Property and construction professionals can ill-afford to ignore social media products - they’re fun and have business benefits too
Social media has become increasingly useful to businesses across the globe. Look at the recent ALS Ice Bucket Challenge which has taken the world by storm. Without social media, this clever campaign and worthy cause would have struggled to gather such momentum. The results have been staggering with millions raised each week since its inception.
While there are great examples that demonstrate the power of social media, property firms and professionals have perhaps been a little slow to embrace it, however it is evident that our industry is picking up the pace. It’s certainly an area that I have begun to understand and appreciate and quite frankly it’s an area that we can no longer ignore.
Let’s look at the enormously fun and engaging distraction that is Twitter. While its real-time updates and reactionary comment can limit some of its business application, Twitter is a great platform to host material that the construction industy has in abundance such as photographs and video. Twitter also enables us to keep a close eye not only on our clients and prospective clients but our competitors, which we all know is incredibly valuable when operating in a fast-paced and increasingly competitive market.
Probably a more popular social media tool for us property professionals is LinkedIn. The growth of this business orientated social networking service is staggering with two new members joining every second and the UK network alone exceeding 15 million according to Linkedin.
Twitter also enables us to keep a close eye not only on our clients and prospective clients but our competitors ,which we all know is incredibly valuable when operating in a fast-paced and increasingly competitive market
For many of its users LinkedIn is a way of connecting – a Facebook or Friends Reunited for our modern day business community if you like, but when fully understood and applied, it can act as a powerful business tool. For instance, it can allow us to showcase our expertise and thought leadership to a large network of influential people. Even more than this, it is a great tool for demonstrating innovation within an organisation, and attracting talent by engaging with Generation Y at a time when recruiting staff is more competitive than ever. In my opinion, LinkedIn should be an essential part of the modern property professional’s business kit.
To date, my social media experience has been enormously enjoyable. I started slowly, dipping a hesitant toe into the water, but it is a journey I have found myself enjoying enormously over the last 18 months, and at times with the enthusiasm of a seven year old in a Lego store. What has made it even more exciting (and sometimes challenging) is learning how to use social media tools through my orchard of Apple products which requires help and insight to make the most of them for business.
Those most prolific, creative and enthusiastic within my Buildings & Construction team are among the more junior and the most hesitant include some of the more senior members. In this arena the teacher/student profile has been reversed; but the results can be very exciting.
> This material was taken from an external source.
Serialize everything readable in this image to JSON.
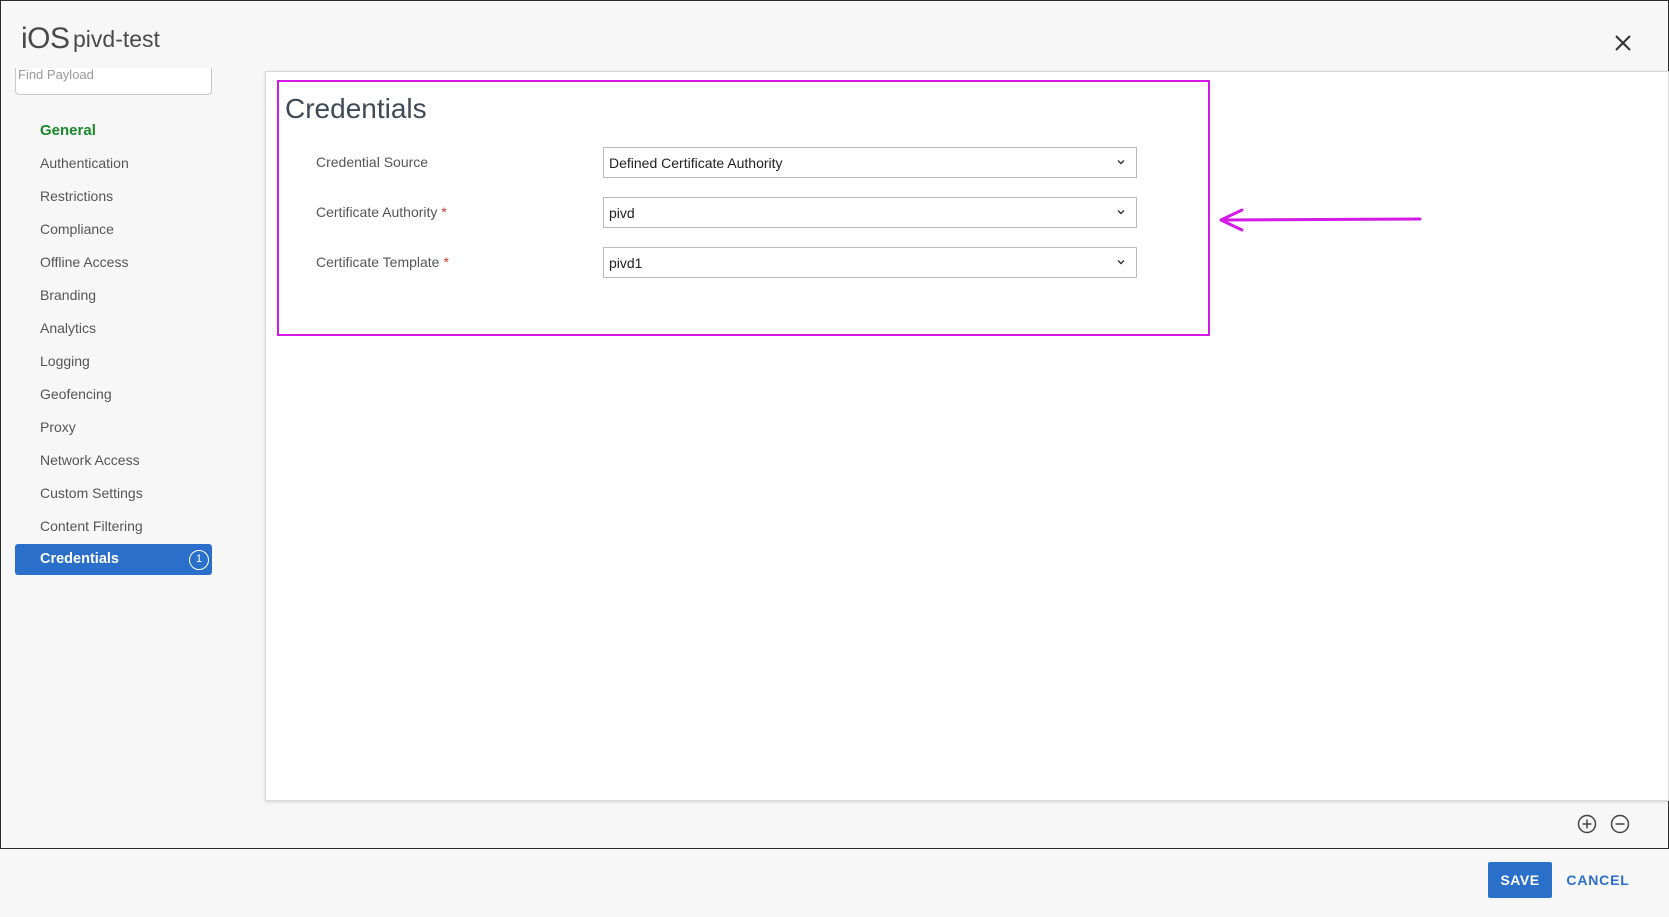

For example this week I created a ‘Hero Image’, yet only a week ago I didn’t know what one was, nor that it would help my LinkedIn profile (I am assured) stand out from the crowd (for those who don’t know a ‘Hero Image’ is a cover photo to convey the purpose of a LinkedIn page/group).
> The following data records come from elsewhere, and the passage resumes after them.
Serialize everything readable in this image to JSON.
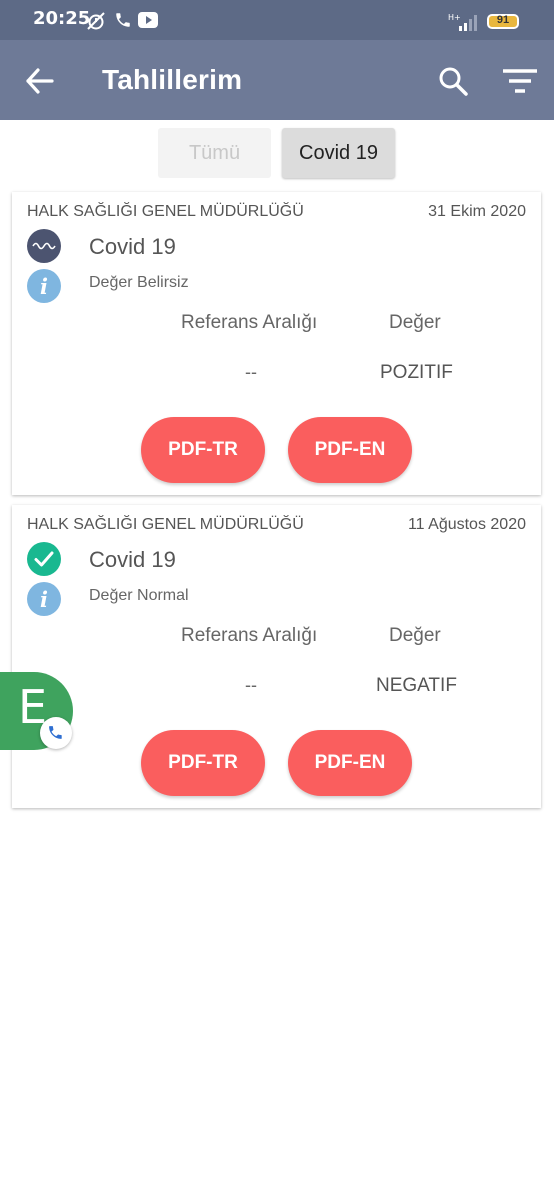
{
  "status_bar": {
    "time": "20:25",
    "battery": "91",
    "icons": [
      "alarm-off-icon",
      "phone-icon",
      "youtube-icon",
      "signal-icon",
      "battery-icon"
    ]
  },
  "app_bar": {
    "title": "Tahlillerim",
    "icons": [
      "back-arrow-icon",
      "search-icon",
      "filter-icon"
    ],
    "background": "#6e7a97"
  },
  "filters": {
    "all_label": "Tümü",
    "covid_label": "Covid 19",
    "selected": "Covid 19"
  },
  "results": [
    {
      "organization": "HALK SAĞLIĞI GENEL MÜDÜRLÜĞÜ",
      "date": "31 Ekim 2020",
      "test_name": "Covid 19",
      "status_icon": "wave-icon",
      "value_status": "Değer Belirsiz",
      "ref_header": "Referans Aralığı",
      "value_header": "Değer",
      "ref_value": "--",
      "result": "POZITIF",
      "pdf_tr_label": "PDF-TR",
      "pdf_en_label": "PDF-EN"
    },
    {
      "organization": "HALK SAĞLIĞI GENEL MÜDÜRLÜĞÜ",
      "date": "11 Ağustos 2020",
      "test_name": "Covid 19",
      "status_icon": "check-icon",
      "value_status": "Değer Normal",
      "ref_header": "Referans Aralığı",
      "value_header": "Değer",
      "ref_value": "--",
      "result": "NEGATIF",
      "pdf_tr_label": "PDF-TR",
      "pdf_en_label": "PDF-EN"
    }
  ],
  "floating_contact": {
    "letter": "E",
    "icon": "phone-icon"
  },
  "colors": {
    "accent_button": "#fa5e5e",
    "status_uncertain": "#4c5470",
    "status_normal": "#19b890",
    "info": "#7fb6e0"
  }
}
Not all social media channels suit us all or our circumstances but we need to be aware of the business benefits of using social media tools and increasingly the choice we may be making in failing to use them.
Helen Gough is the head of JLL’s Buildings & Construction team comprising Building Consultancy, Cost Management and Project Management . You can follow Helen on Twitter @GoughHelen